Emmys 2012: Jimmy Kimmel holds his own during a dull and predictable show
In fact, Kimmel did a workmanlike job of keeping things going and keeping the mood light. Did he come up to the level that his friend and fellow late-night host Jimmy Fallon did two years ago? No, but when you're constrained by a particular format, there's something to be said about a performance where there were a few highlights and no moments of awkwardness and embarrassment.

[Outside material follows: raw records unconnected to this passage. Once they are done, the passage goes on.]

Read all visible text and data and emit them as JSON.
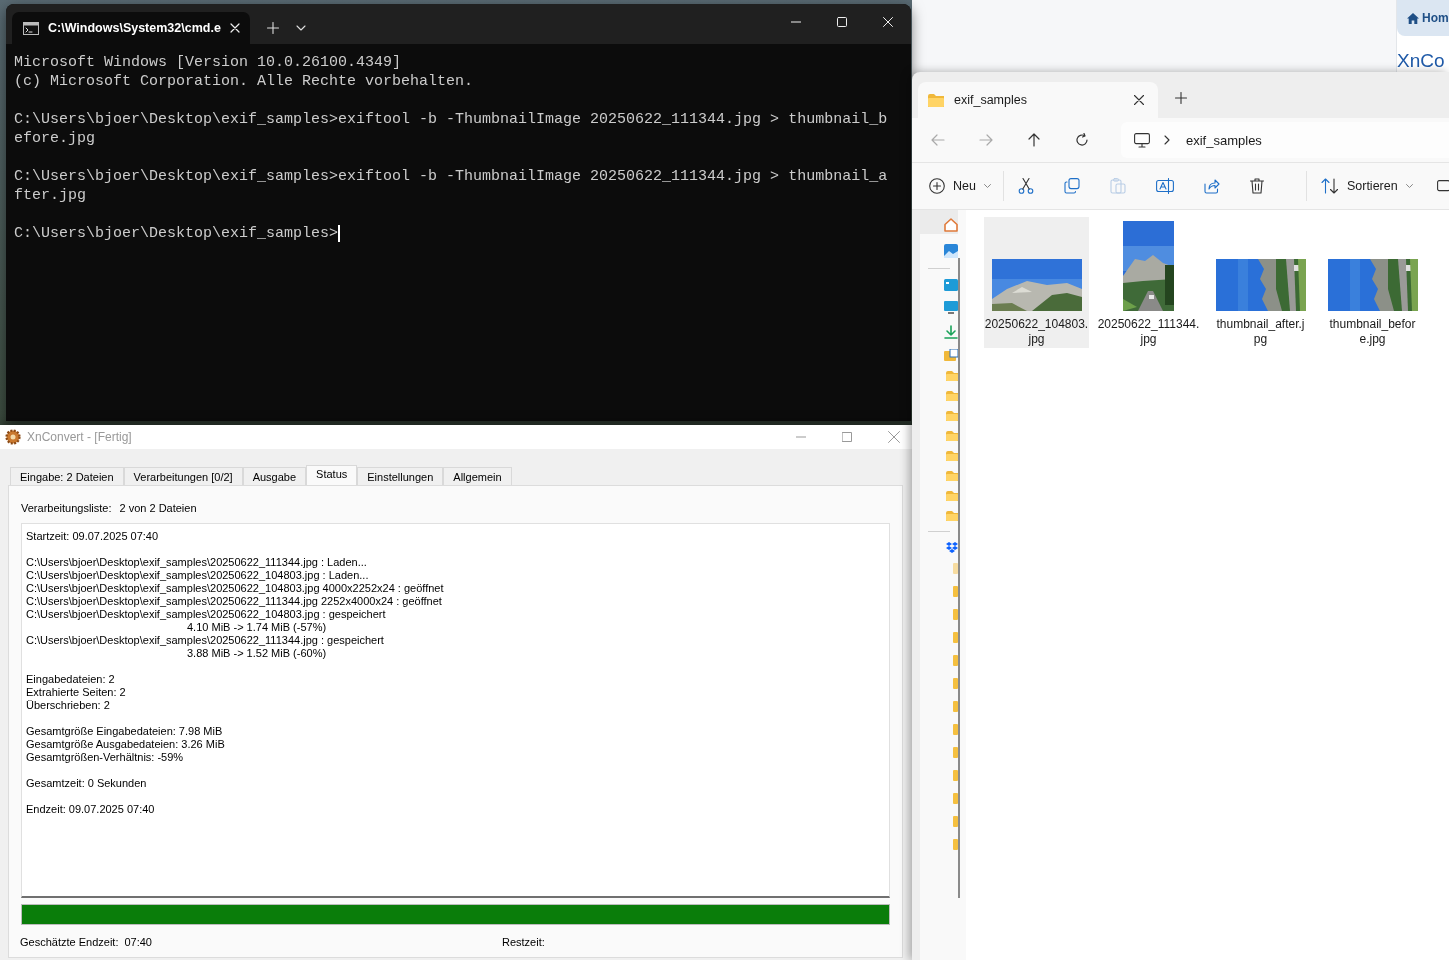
{
  "browser_window": {
    "tab_label": "Hom",
    "heading": "XnCo"
  },
  "cmd_window": {
    "tab_title": "C:\\Windows\\System32\\cmd.e",
    "console_blocks": [
      [
        "Microsoft Windows [Version 10.0.26100.4349]",
        "(c) Microsoft Corporation. Alle Rechte vorbehalten."
      ],
      [
        "C:\\Users\\bjoer\\Desktop\\exif_samples>exiftool -b -ThumbnailImage 20250622_111344.jpg > thumbnail_b",
        "efore.jpg"
      ],
      [
        "C:\\Users\\bjoer\\Desktop\\exif_samples>exiftool -b -ThumbnailImage 20250622_111344.jpg > thumbnail_a",
        "fter.jpg"
      ]
    ],
    "prompt": "C:\\Users\\bjoer\\Desktop\\exif_samples>",
    "cursor_visible": true
  },
  "xnconvert_window": {
    "title": "XnConvert - [Fertig]",
    "tabs": [
      {
        "label": "Eingabe: 2 Dateien",
        "selected": false
      },
      {
        "label": "Verarbeitungen [0/2]",
        "selected": false
      },
      {
        "label": "Ausgabe",
        "selected": false
      },
      {
        "label": "Status",
        "selected": true
      },
      {
        "label": "Einstellungen",
        "selected": false
      },
      {
        "label": "Allgemein",
        "selected": false
      }
    ],
    "list_label": "Verarbeitungsliste:",
    "list_value": "2 von 2 Dateien",
    "log_blocks": [
      [
        {
          "kind": "line",
          "text": "Startzeit: 09.07.2025 07:40"
        }
      ],
      [
        {
          "kind": "line",
          "text": "C:\\Users\\bjoer\\Desktop\\exif_samples\\20250622_111344.jpg : Laden..."
        },
        {
          "kind": "line",
          "text": "C:\\Users\\bjoer\\Desktop\\exif_samples\\20250622_104803.jpg : Laden..."
        },
        {
          "kind": "line",
          "text": "C:\\Users\\bjoer\\Desktop\\exif_samples\\20250622_104803.jpg 4000x2252x24 : geöffnet"
        },
        {
          "kind": "line",
          "text": "C:\\Users\\bjoer\\Desktop\\exif_samples\\20250622_111344.jpg 2252x4000x24 : geöffnet"
        },
        {
          "kind": "line",
          "text": "C:\\Users\\bjoer\\Desktop\\exif_samples\\20250622_104803.jpg : gespeichert"
        },
        {
          "kind": "detail",
          "text": "4.10 MiB -> 1.74 MiB (-57%)"
        },
        {
          "kind": "line",
          "text": "C:\\Users\\bjoer\\Desktop\\exif_samples\\20250622_111344.jpg : gespeichert"
        },
        {
          "kind": "detail",
          "text": "3.88 MiB -> 1.52 MiB (-60%)"
        }
      ],
      [
        {
          "kind": "line",
          "text": "Eingabedateien: 2"
        },
        {
          "kind": "line",
          "text": "Extrahierte Seiten: 2"
        },
        {
          "kind": "line",
          "text": "Überschrieben: 2"
        }
      ],
      [
        {
          "kind": "line",
          "text": "Gesamtgröße Eingabedateien: 7.98 MiB"
        },
        {
          "kind": "line",
          "text": "Gesamtgröße Ausgabedateien: 3.26 MiB"
        },
        {
          "kind": "line",
          "text": "Gesamtgrößen-Verhältnis: -59%"
        }
      ],
      [
        {
          "kind": "line",
          "text": "Gesamtzeit: 0 Sekunden"
        }
      ],
      [
        {
          "kind": "line",
          "text": "Endzeit: 09.07.2025 07:40"
        }
      ]
    ],
    "progress": {
      "level": 1
    },
    "estimated_end_label": "Geschätzte Endzeit:",
    "estimated_end_value": "07:40",
    "remaining_label": "Restzeit:"
  },
  "explorer_window": {
    "tab_title": "exif_samples",
    "breadcrumb": "exif_samples",
    "new_label": "Neu",
    "sort_label": "Sortieren",
    "files": [
      {
        "name_lines": [
          "20250622_104803.",
          "jpg"
        ],
        "selected": true,
        "kind": "picture"
      },
      {
        "name_lines": [
          "20250622_111344.",
          "jpg"
        ],
        "selected": false,
        "kind": "picture"
      },
      {
        "name_lines": [
          "thumbnail_after.j",
          "pg"
        ],
        "selected": false,
        "kind": "picture"
      },
      {
        "name_lines": [
          "thumbnail_befor",
          "e.jpg"
        ],
        "selected": false,
        "kind": "picture"
      }
    ]
  }
}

Kimmel didn't really provide the amused outsider's view that we would have expected from him, but as promised, he did pull a prank by enlisting the help of the viewers and the always-funny Tracy Morgan. How many Emmycasts have you seen where a guy lies on a stage for 15 minutes, pretending he passed out? And kudos to Kimmel for "throwing out" his parents after he lost the variety series Emmy, accusing them of lying to him about being able to achieve it all. While they seemed genuinely surprised, their laughter told us that they get this kind of stuff from their funny son a lot.
Where Kimmel mostly stood out was during the pre-taped bits, especially the mercifully brief opening video where he sobbed over a Botox treatment gone wrong, and the Emmycast's women helped him out by beating his face until it was right again (though boo on Claire Danes for not participating and kicking butt Carrie Mathison-style). His "In Memoriam" for himself was also funny, though in retrospect the time could have been better used giving some of the major winners a little more time to speak, as it seemed like one after another was played off the stage by the director, Glenn Weiss (who also won and was self-aware enough to play himself off at the end of his speech).
Other bits that stood out were the cast of "Modern Family" being scared of their youngest castmate, Aubrey Anderson-Emmons, "Breaking Bad" being reimagined as an "Andy Griffith"-style family sitcom and the improvised takes of award winners Jon Stewart and Julia Louis-Dreyfus.
Not only did Stewart gamely let himself get tackled by fellow nominees Fallon and Stephen Colbert as the approached the stage to get yet another award for "The Daily Show," he also gave the guy on the delay button cold sweats when he mentioned "How repetitive these f***ing things are."
JLD and Amy Poehler improvised a fun bit where the "Veep" star started reading Poehler's speech, causing the "Parks and Rec" star to dash to the stage and hand over a wadded-up copy of JLD's speech. The academy should nominate Poehler every year if she continues to come up with boredom-busting bits like these.
But the broadcast overall dragged, with the producers deciding to put the deadly dull miniseries/movies category near the end and extend it over what seemed like an endless number of commercial breaks. In addition, while Ron Howard's tribute to Andy Griffith was well-done, we were left to wonder where the tribute to Dick Clark was, especially because a) the man helped put ABC on the map and b) he produced or hosted a vast number of big shows over the years. Yes, it was a year chock full of big-name TV passings, but Clark should have gotten more than just the final slot in the "In Memoriam" montage.
As for the awards themselves... well, what can we say besides: " Jon Cryer? What the what?" He was among the people we thought had no shot at winning an Emmy, especially given the others that were in the category. It almost makes us feel like the academy doesn't watch comedy and just gives the award to the most familiar name. But even that doesn't make any sense, since Cryer also beat out repeat winners Jim Parsons and Alec Baldwin. Let's just say we haven't been able to wrap our minds around that one yet.
We were happy to see "Homeland" break " Mad Men's" Emmy streak, as much as we like the AMC stalwart, and it was refreshing to see Damian Lewis get his due, even if it's at the expense of " Breaking Bad's" Bryan Cranston. Still, we do wish "Bad" would win the big prize at least once, though it wouldn't be the first all-time best show to never get a series win. Louis C.K.'s humility after getting his two awards was refreshing, even if that's what we expect from him.
Otherwise, the night felt like a case of "if you've won an Emmy already, you're pretty much a lock to win one tonight." At what point does "Modern Family" fall off the academy's radar? The wins for it and Eric Stonestreet and Julie Bowen weren't a surprise, but considering the show had a less-than-stellar third season and the competition was better this year, you would have hoped that the academy would have at least acknowledged there were other comedies out there. But that might not happen for at least another year. Sigh. At least we get to hear Steven Levitan make funny speeches ... if he doesn't get played off.